The only conclusive method of proving that asbestos is present in material is to analyse the material under a microscope.
The proper identification and assessment of asbestos containing materials (ACMs) can only be performed by asbestos testing. NATA accredited laboratories are the only competent bodies that should be used for these tests. Certified experts will then perform either bulk testing or air sample testing. The chosen option will depend on the reports from either the asbestos assessor or the occupational hygienist.
The analysis of bulk asbestos samples is undertaken by Polarized Light Microscopy (PLM) including dispersion staining techniques. PLM is the preferred method within industry for the analysis of bulk samples mainly due to its simplicity, low cost and detection limits.
Australian Standard AS 4964 “Method for the Qualitative Identification of Asbestos” is the method most NATA accredited laboratories follow when undertaking analysis of bulk samples for asbestos. This method does not allow for a quantification estimation of the amount of fibre present within samples. The method is restricted to the identification of Chrysotile (white) asbestos, Amosite (brown) asbestos and Crocidolite (blue) asbestos only. It does not cover the identification of Tremolite, Actinolite and Anthophyllite asbestos as these asbestos types show a wide range of optical properties that cannot be equivocally identified by PLM and dispersion staining.
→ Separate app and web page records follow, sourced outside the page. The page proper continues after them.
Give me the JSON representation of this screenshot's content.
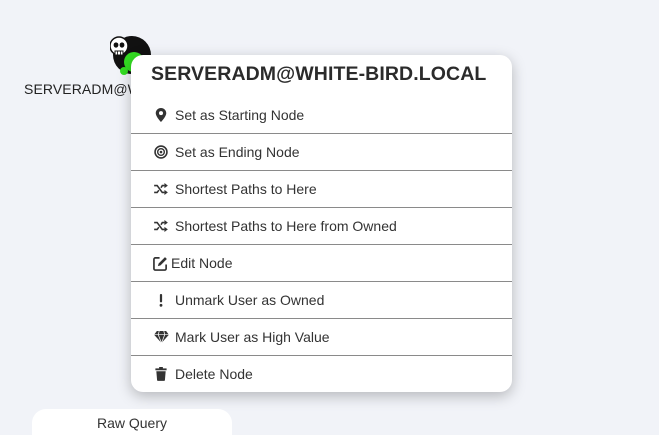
{
  "node": {
    "label": "SERVERADM@WHITE-BIRD.LOCAL",
    "icon": "skull-icon",
    "owned_color": "#33dd22"
  },
  "context_menu": {
    "title": "SERVERADM@WHITE-BIRD.LOCAL",
    "items": [
      {
        "label": "Set as Starting Node",
        "icon": "map-marker-icon"
      },
      {
        "label": "Set as Ending Node",
        "icon": "bullseye-icon"
      },
      {
        "label": "Shortest Paths to Here",
        "icon": "random-icon"
      },
      {
        "label": "Shortest Paths to Here from Owned",
        "icon": "random-icon"
      },
      {
        "label": "Edit Node",
        "icon": "edit-icon"
      },
      {
        "label": "Unmark User as Owned",
        "icon": "exclamation-icon"
      },
      {
        "label": "Mark User as High Value",
        "icon": "gem-icon"
      },
      {
        "label": "Delete Node",
        "icon": "trash-icon"
      }
    ]
  },
  "raw_query": {
    "label": "Raw Query"
  }
}
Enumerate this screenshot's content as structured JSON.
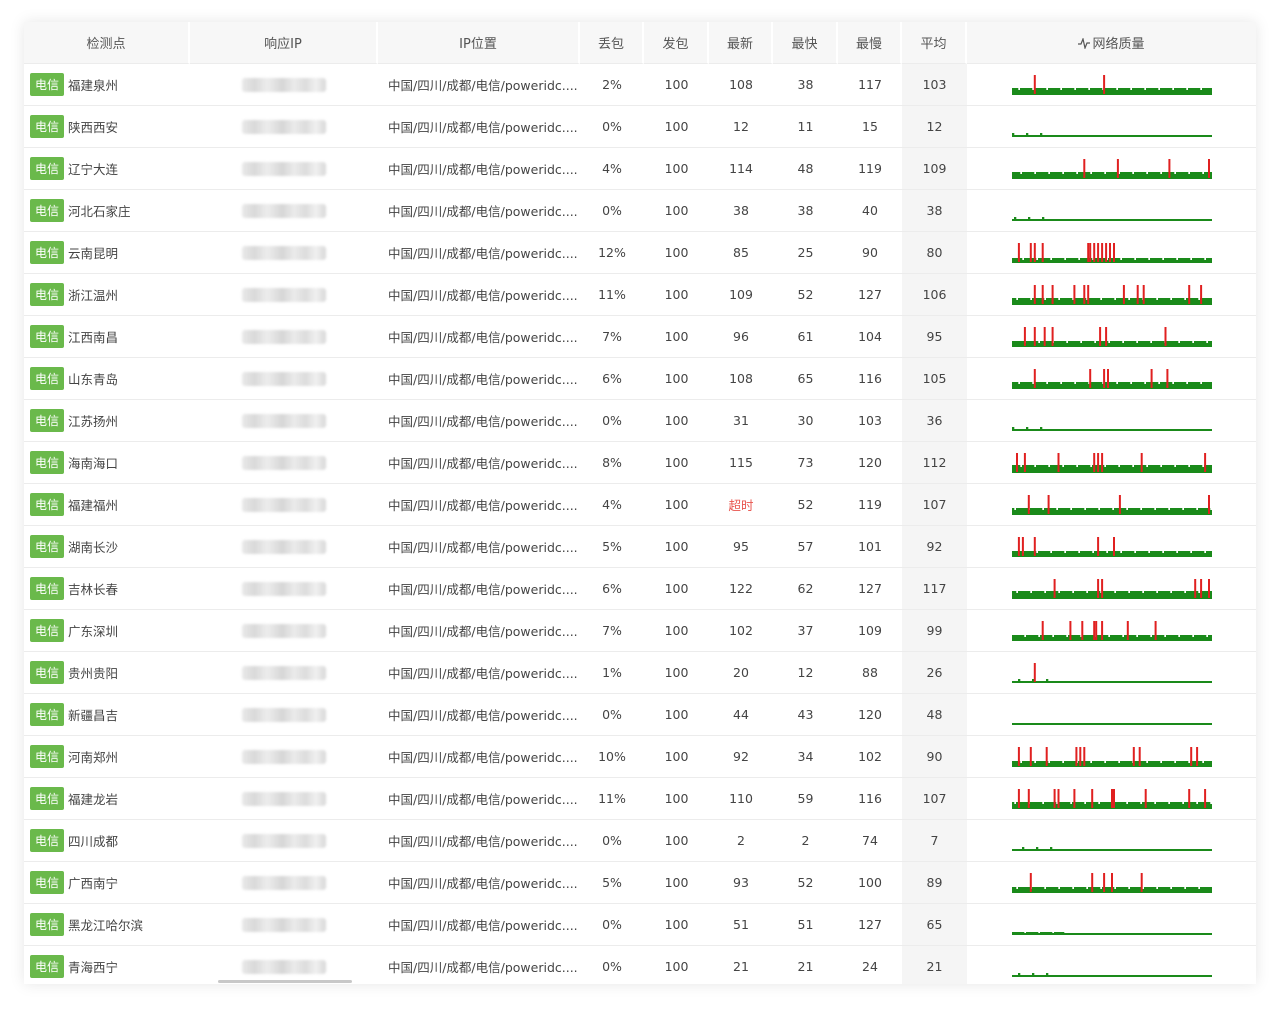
{
  "headers": {
    "node": "检测点",
    "ip": "响应IP",
    "location": "IP位置",
    "loss": "丢包",
    "sent": "发包",
    "latest": "最新",
    "fastest": "最快",
    "slowest": "最慢",
    "avg": "平均",
    "quality": "网络质量"
  },
  "colors": {
    "tag": "#6ab94b",
    "good": "#1a8a1a",
    "loss": "#e02020",
    "timeout": "#e8554e"
  },
  "rows": [
    {
      "isp": "电信",
      "city": "福建泉州",
      "location": "中国/四川/成都/电信/poweridc....",
      "loss": "2%",
      "sent": "100",
      "latest": "108",
      "fastest": "38",
      "slowest": "117",
      "avg": "103",
      "level": 0.5,
      "spikes": [
        0.11,
        0.46
      ]
    },
    {
      "isp": "电信",
      "city": "陕西西安",
      "location": "中国/四川/成都/电信/poweridc....",
      "loss": "0%",
      "sent": "100",
      "latest": "12",
      "fastest": "11",
      "slowest": "15",
      "avg": "12",
      "level": 0.05,
      "spikes": []
    },
    {
      "isp": "电信",
      "city": "辽宁大连",
      "location": "中国/四川/成都/电信/poweridc....",
      "loss": "4%",
      "sent": "100",
      "latest": "114",
      "fastest": "48",
      "slowest": "119",
      "avg": "109",
      "level": 0.52,
      "spikes": [
        0.36,
        0.53,
        0.79,
        0.99
      ]
    },
    {
      "isp": "电信",
      "city": "河北石家庄",
      "location": "中国/四川/成都/电信/poweridc....",
      "loss": "0%",
      "sent": "100",
      "latest": "38",
      "fastest": "38",
      "slowest": "40",
      "avg": "38",
      "level": 0.05,
      "spikes": []
    },
    {
      "isp": "电信",
      "city": "云南昆明",
      "location": "中国/四川/成都/电信/poweridc....",
      "loss": "12%",
      "sent": "100",
      "latest": "85",
      "fastest": "25",
      "slowest": "90",
      "avg": "80",
      "level": 0.3,
      "spikes": [
        0.03,
        0.09,
        0.11,
        0.15,
        0.38,
        0.39,
        0.41,
        0.43,
        0.45,
        0.47,
        0.49,
        0.51
      ]
    },
    {
      "isp": "电信",
      "city": "浙江温州",
      "location": "中国/四川/成都/电信/poweridc....",
      "loss": "11%",
      "sent": "100",
      "latest": "109",
      "fastest": "52",
      "slowest": "127",
      "avg": "106",
      "level": 0.52,
      "spikes": [
        0.11,
        0.15,
        0.2,
        0.31,
        0.36,
        0.38,
        0.56,
        0.63,
        0.66,
        0.89,
        0.95
      ]
    },
    {
      "isp": "电信",
      "city": "江西南昌",
      "location": "中国/四川/成都/电信/poweridc....",
      "loss": "7%",
      "sent": "100",
      "latest": "96",
      "fastest": "61",
      "slowest": "104",
      "avg": "95",
      "level": 0.45,
      "spikes": [
        0.06,
        0.11,
        0.16,
        0.2,
        0.44,
        0.47,
        0.77
      ]
    },
    {
      "isp": "电信",
      "city": "山东青岛",
      "location": "中国/四川/成都/电信/poweridc....",
      "loss": "6%",
      "sent": "100",
      "latest": "108",
      "fastest": "65",
      "slowest": "116",
      "avg": "105",
      "level": 0.5,
      "spikes": [
        0.11,
        0.39,
        0.46,
        0.48,
        0.7,
        0.78
      ]
    },
    {
      "isp": "电信",
      "city": "江苏扬州",
      "location": "中国/四川/成都/电信/poweridc....",
      "loss": "0%",
      "sent": "100",
      "latest": "31",
      "fastest": "30",
      "slowest": "103",
      "avg": "36",
      "level": 0.08,
      "spikes": []
    },
    {
      "isp": "电信",
      "city": "海南海口",
      "location": "中国/四川/成都/电信/poweridc....",
      "loss": "8%",
      "sent": "100",
      "latest": "115",
      "fastest": "73",
      "slowest": "120",
      "avg": "112",
      "level": 0.55,
      "spikes": [
        0.02,
        0.06,
        0.23,
        0.41,
        0.43,
        0.45,
        0.65,
        0.97
      ]
    },
    {
      "isp": "电信",
      "city": "福建福州",
      "location": "中国/四川/成都/电信/poweridc....",
      "loss": "4%",
      "sent": "100",
      "latest": "超时",
      "fastest": "52",
      "slowest": "119",
      "avg": "107",
      "level": 0.5,
      "spikes": [
        0.08,
        0.18,
        0.54,
        0.99
      ],
      "latest_timeout": true
    },
    {
      "isp": "电信",
      "city": "湖南长沙",
      "location": "中国/四川/成都/电信/poweridc....",
      "loss": "5%",
      "sent": "100",
      "latest": "95",
      "fastest": "57",
      "slowest": "101",
      "avg": "92",
      "level": 0.45,
      "spikes": [
        0.03,
        0.05,
        0.11,
        0.43,
        0.51
      ]
    },
    {
      "isp": "电信",
      "city": "吉林长春",
      "location": "中国/四川/成都/电信/poweridc....",
      "loss": "6%",
      "sent": "100",
      "latest": "122",
      "fastest": "62",
      "slowest": "127",
      "avg": "117",
      "level": 0.55,
      "spikes": [
        0.21,
        0.43,
        0.45,
        0.92,
        0.95,
        0.99
      ]
    },
    {
      "isp": "电信",
      "city": "广东深圳",
      "location": "中国/四川/成都/电信/poweridc....",
      "loss": "7%",
      "sent": "100",
      "latest": "102",
      "fastest": "37",
      "slowest": "109",
      "avg": "99",
      "level": 0.45,
      "spikes": [
        0.15,
        0.29,
        0.35,
        0.41,
        0.42,
        0.45,
        0.58,
        0.72
      ]
    },
    {
      "isp": "电信",
      "city": "贵州贵阳",
      "location": "中国/四川/成都/电信/poweridc....",
      "loss": "1%",
      "sent": "100",
      "latest": "20",
      "fastest": "12",
      "slowest": "88",
      "avg": "26",
      "level": 0.08,
      "spikes": [
        0.11
      ]
    },
    {
      "isp": "电信",
      "city": "新疆昌吉",
      "location": "中国/四川/成都/电信/poweridc....",
      "loss": "0%",
      "sent": "100",
      "latest": "44",
      "fastest": "43",
      "slowest": "120",
      "avg": "48",
      "level": 0.12,
      "spikes": []
    },
    {
      "isp": "电信",
      "city": "河南郑州",
      "location": "中国/四川/成都/电信/poweridc....",
      "loss": "10%",
      "sent": "100",
      "latest": "92",
      "fastest": "34",
      "slowest": "102",
      "avg": "90",
      "level": 0.45,
      "spikes": [
        0.03,
        0.09,
        0.17,
        0.32,
        0.34,
        0.36,
        0.61,
        0.64,
        0.9,
        0.93
      ]
    },
    {
      "isp": "电信",
      "city": "福建龙岩",
      "location": "中国/四川/成都/电信/poweridc....",
      "loss": "11%",
      "sent": "100",
      "latest": "110",
      "fastest": "59",
      "slowest": "116",
      "avg": "107",
      "level": 0.52,
      "spikes": [
        0.03,
        0.08,
        0.21,
        0.23,
        0.31,
        0.4,
        0.5,
        0.51,
        0.67,
        0.89,
        0.97
      ]
    },
    {
      "isp": "电信",
      "city": "四川成都",
      "location": "中国/四川/成都/电信/poweridc....",
      "loss": "0%",
      "sent": "100",
      "latest": "2",
      "fastest": "2",
      "slowest": "74",
      "avg": "7",
      "level": 0.04,
      "spikes": []
    },
    {
      "isp": "电信",
      "city": "广西南宁",
      "location": "中国/四川/成都/电信/poweridc....",
      "loss": "5%",
      "sent": "100",
      "latest": "93",
      "fastest": "52",
      "slowest": "100",
      "avg": "89",
      "level": 0.45,
      "spikes": [
        0.09,
        0.4,
        0.46,
        0.5,
        0.65
      ]
    },
    {
      "isp": "电信",
      "city": "黑龙江哈尔滨",
      "location": "中国/四川/成都/电信/poweridc....",
      "loss": "0%",
      "sent": "100",
      "latest": "51",
      "fastest": "51",
      "slowest": "127",
      "avg": "65",
      "level": 0.2,
      "spikes": []
    },
    {
      "isp": "电信",
      "city": "青海西宁",
      "location": "中国/四川/成都/电信/poweridc....",
      "loss": "0%",
      "sent": "100",
      "latest": "21",
      "fastest": "21",
      "slowest": "24",
      "avg": "21",
      "level": 0.05,
      "spikes": []
    }
  ]
}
The method of analysis involves an initial examination of the fibres under a stereo microscope to observe and record the presence of fibre types. The fibres observed are categorized on the basis of morphology and certain physical properties. The fibres are mounted in a Refractive Index (RI) oil most closely matching the RI of the likely asbestos type. Each fibre type is then positively identified on the basis of matching the optical properties of the sample fibre against the theoretical optical properties of the different asbestos types.
Unequivocal identification of asbestos types includes the use of Dispersion Staining to obtain positive confirmation of the RIs for each asbestos type detected, agreement of appropriate and basic morphological features of the observed fibres and at least 2 and preferably 3 of the optical properties (Pleochroism, Optical Orientation, Optical Orientation) with the theoretical optical properties of standard asbestos fibre types.
Who Needs Asbestos Testing?
All buildings suspected of having ACMs must have an asbestos register and asbestos management plan to comply with Australian legislation. These two documents can only be prepared if a Competent Person is able to confirm the presence of asbestos in a building. When this is done, then an asbestos management plan is prepared to assess how the asbestos will be handled.
Prior to any type of demolition or renovation, it may be necessary to do perform asbestos testing. If you are the person in control of a commercial building, you will also need to conduct asbestos testing to ensure that both your employees and yourself are protected from the dangers of the mineral.